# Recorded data
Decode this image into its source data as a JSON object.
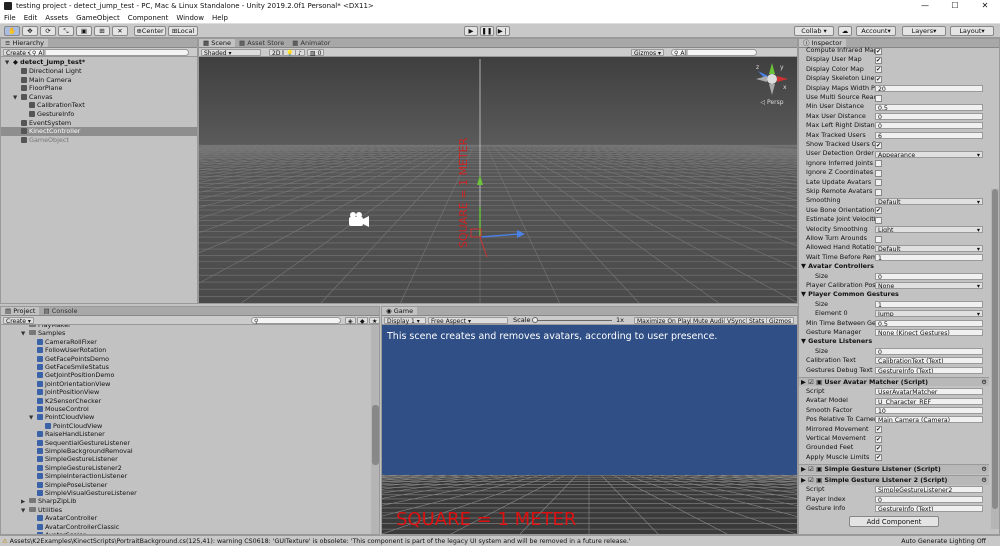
{
  "window": {
    "title": "testing project - detect_jump_test - PC, Mac & Linux Standalone - Unity 2019.2.0f1 Personal* <DX11>",
    "min": "—",
    "max": "☐",
    "close": "✕"
  },
  "menu": [
    "File",
    "Edit",
    "Assets",
    "GameObject",
    "Component",
    "Window",
    "Help"
  ],
  "toolbar": {
    "center": "Center",
    "local": "Local",
    "collab": "Collab ▾",
    "account": "Account",
    "layers": "Layers",
    "layout": "Layout"
  },
  "hierarchy": {
    "tab": "Hierarchy",
    "create": "Create",
    "search": "All",
    "scene": "detect_jump_test*",
    "items": [
      {
        "label": "Directional Light",
        "depth": 1
      },
      {
        "label": "Main Camera",
        "depth": 1
      },
      {
        "label": "FloorPlane",
        "depth": 1
      },
      {
        "label": "Canvas",
        "depth": 1,
        "fold": "▼"
      },
      {
        "label": "CalibrationText",
        "depth": 2
      },
      {
        "label": "GestureInfo",
        "depth": 2
      },
      {
        "label": "EventSystem",
        "depth": 1
      },
      {
        "label": "KinectController",
        "depth": 1,
        "selected": true
      },
      {
        "label": "GameObject",
        "depth": 1,
        "dim": true
      }
    ]
  },
  "scene": {
    "tabs": [
      "Scene",
      "Asset Store",
      "Animator"
    ],
    "shaded": "Shaded",
    "mode2d": "2D",
    "gizmos": "Gizmos",
    "search": "All",
    "fx": "0",
    "persp": "◁ Persp",
    "axis_y": "y",
    "axis_x": "x",
    "axis_z": "z"
  },
  "project": {
    "tabs": [
      "Project",
      "Console"
    ],
    "create": "Create",
    "items": [
      {
        "label": "PlayMaker",
        "depth": 2,
        "type": "folder"
      },
      {
        "label": "Samples",
        "depth": 2,
        "type": "folder",
        "fold": "▼"
      },
      {
        "label": "CameraRollFixer",
        "depth": 3,
        "type": "script"
      },
      {
        "label": "FollowUserRotation",
        "depth": 3,
        "type": "script"
      },
      {
        "label": "GetFacePointsDemo",
        "depth": 3,
        "type": "script"
      },
      {
        "label": "GetFaceSmileStatus",
        "depth": 3,
        "type": "script"
      },
      {
        "label": "GetJointPositionDemo",
        "depth": 3,
        "type": "script"
      },
      {
        "label": "JointOrientationView",
        "depth": 3,
        "type": "script"
      },
      {
        "label": "JointPositionView",
        "depth": 3,
        "type": "script"
      },
      {
        "label": "K2SensorChecker",
        "depth": 3,
        "type": "script"
      },
      {
        "label": "MouseControl",
        "depth": 3,
        "type": "script"
      },
      {
        "label": "PointCloudView",
        "depth": 3,
        "type": "script",
        "fold": "▼"
      },
      {
        "label": "PointCloudView",
        "depth": 4,
        "type": "script"
      },
      {
        "label": "RaiseHandListener",
        "depth": 3,
        "type": "script"
      },
      {
        "label": "SequentialGestureListener",
        "depth": 3,
        "type": "script"
      },
      {
        "label": "SimpleBackgroundRemoval",
        "depth": 3,
        "type": "script"
      },
      {
        "label": "SimpleGestureListener",
        "depth": 3,
        "type": "script"
      },
      {
        "label": "SimpleGestureListener2",
        "depth": 3,
        "type": "script"
      },
      {
        "label": "SimpleInteractionListener",
        "depth": 3,
        "type": "script"
      },
      {
        "label": "SimplePoseListener",
        "depth": 3,
        "type": "script"
      },
      {
        "label": "SimpleVisualGestureListener",
        "depth": 3,
        "type": "script"
      },
      {
        "label": "SharpZipLib",
        "depth": 2,
        "type": "folder",
        "fold": "▶"
      },
      {
        "label": "Utilities",
        "depth": 2,
        "type": "folder",
        "fold": "▼"
      },
      {
        "label": "AvatarController",
        "depth": 3,
        "type": "script"
      },
      {
        "label": "AvatarControllerClassic",
        "depth": 3,
        "type": "script"
      },
      {
        "label": "AvatarScaler",
        "depth": 3,
        "type": "script"
      }
    ]
  },
  "game": {
    "tab": "Game",
    "display": "Display 1",
    "aspect": "Free Aspect",
    "scale_label": "Scale",
    "scale_val": "1x",
    "maximize": "Maximize On Play",
    "mute": "Mute Audio",
    "vsync": "VSync",
    "stats": "Stats",
    "gizmos": "Gizmos",
    "message": "This scene creates and removes avatars, according to user presence.",
    "floor_text": "SQUARE = 1 METER"
  },
  "inspector": {
    "tab": "Inspector",
    "rows": [
      {
        "label": "Compute Infrared Map",
        "type": "check",
        "value": "✔"
      },
      {
        "label": "Display User Map",
        "type": "check",
        "value": "✔"
      },
      {
        "label": "Display Color Map",
        "type": "check",
        "value": "✔"
      },
      {
        "label": "Display Skeleton Lines",
        "type": "check",
        "value": "✔"
      },
      {
        "label": "Display Maps Width Per",
        "type": "field",
        "value": "20"
      },
      {
        "label": "Use Multi Source Reade",
        "type": "check",
        "value": ""
      },
      {
        "label": "Min User Distance",
        "type": "field",
        "value": "0.5"
      },
      {
        "label": "Max User Distance",
        "type": "field",
        "value": "0"
      },
      {
        "label": "Max Left Right Distance",
        "type": "field",
        "value": "0"
      },
      {
        "label": "Max Tracked Users",
        "type": "field",
        "value": "6"
      },
      {
        "label": "Show Tracked Users On",
        "type": "check",
        "value": "✔"
      },
      {
        "label": "User Detection Order",
        "type": "drop",
        "value": "Appearance"
      },
      {
        "label": "Ignore Inferred Joints",
        "type": "check",
        "value": ""
      },
      {
        "label": "Ignore Z Coordinates",
        "type": "check",
        "value": ""
      },
      {
        "label": "Late Update Avatars",
        "type": "check",
        "value": ""
      },
      {
        "label": "Skip Remote Avatars",
        "type": "check",
        "value": ""
      },
      {
        "label": "Smoothing",
        "type": "drop",
        "value": "Default"
      },
      {
        "label": "Use Bone Orientation C",
        "type": "check",
        "value": "✔"
      },
      {
        "label": "Estimate Joint Velocitie",
        "type": "check",
        "value": ""
      },
      {
        "label": "Velocity Smoothing",
        "type": "drop",
        "value": "Light"
      },
      {
        "label": "Allow Turn Arounds",
        "type": "check",
        "value": ""
      },
      {
        "label": "Allowed Hand Rotations",
        "type": "drop",
        "value": "Default"
      },
      {
        "label": "Wait Time Before Remo",
        "type": "field",
        "value": "1"
      },
      {
        "label": "▼ Avatar Controllers",
        "type": "section",
        "value": ""
      },
      {
        "label": "Size",
        "type": "field",
        "value": "0",
        "indent": true
      },
      {
        "label": "Player Calibration Pose",
        "type": "drop",
        "value": "None"
      },
      {
        "label": "▼ Player Common Gestures",
        "type": "section",
        "value": ""
      },
      {
        "label": "Size",
        "type": "field",
        "value": "1",
        "indent": true
      },
      {
        "label": "Element 0",
        "type": "drop",
        "value": "Jump",
        "indent": true
      },
      {
        "label": "Min Time Between Gest",
        "type": "field",
        "value": "0.5"
      },
      {
        "label": "Gesture Manager",
        "type": "field",
        "value": "None (Kinect Gestures)"
      },
      {
        "label": "▼ Gesture Listeners",
        "type": "section",
        "value": ""
      },
      {
        "label": "Size",
        "type": "field",
        "value": "0",
        "indent": true
      },
      {
        "label": "Calibration Text",
        "type": "field",
        "value": "CalibrationText (Text)"
      },
      {
        "label": "Gestures Debug Text",
        "type": "field",
        "value": "GestureInfo (Text)"
      }
    ],
    "component1": {
      "title": "User Avatar Matcher (Script)",
      "rows": [
        {
          "label": "Script",
          "type": "field",
          "value": "UserAvatarMatcher"
        },
        {
          "label": "Avatar Model",
          "type": "field",
          "value": "U_Character_REF"
        },
        {
          "label": "Smooth Factor",
          "type": "field",
          "value": "10"
        },
        {
          "label": "Pos Relative To Camera",
          "type": "field",
          "value": "Main Camera (Camera)"
        },
        {
          "label": "Mirrored Movement",
          "type": "check",
          "value": "✔"
        },
        {
          "label": "Vertical Movement",
          "type": "check",
          "value": "✔"
        },
        {
          "label": "Grounded Feet",
          "type": "check",
          "value": "✔"
        },
        {
          "label": "Apply Muscle Limits",
          "type": "check",
          "value": "✔"
        }
      ]
    },
    "component2": {
      "title": "Simple Gesture Listener (Script)"
    },
    "component3": {
      "title": "Simple Gesture Listener 2 (Script)",
      "rows": [
        {
          "label": "Script",
          "type": "field",
          "value": "SimpleGestureListener2"
        },
        {
          "label": "Player Index",
          "type": "field",
          "value": "0"
        },
        {
          "label": "Gesture Info",
          "type": "field",
          "value": "GestureInfo (Text)"
        }
      ]
    },
    "add_component": "Add Component"
  },
  "status": {
    "message": "Assets\\K2Examples\\KinectScripts\\PortraitBackground.cs(125,41): warning CS0618: 'GUITexture' is obsolete: 'This component is part of the legacy UI system and will be removed in a future release.'",
    "lighting": "Auto Generate Lighting Off"
  }
}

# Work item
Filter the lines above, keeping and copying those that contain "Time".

# Answer box
        "label": "Wait Time Before Remo",
        "label": "Min Time Between Gest",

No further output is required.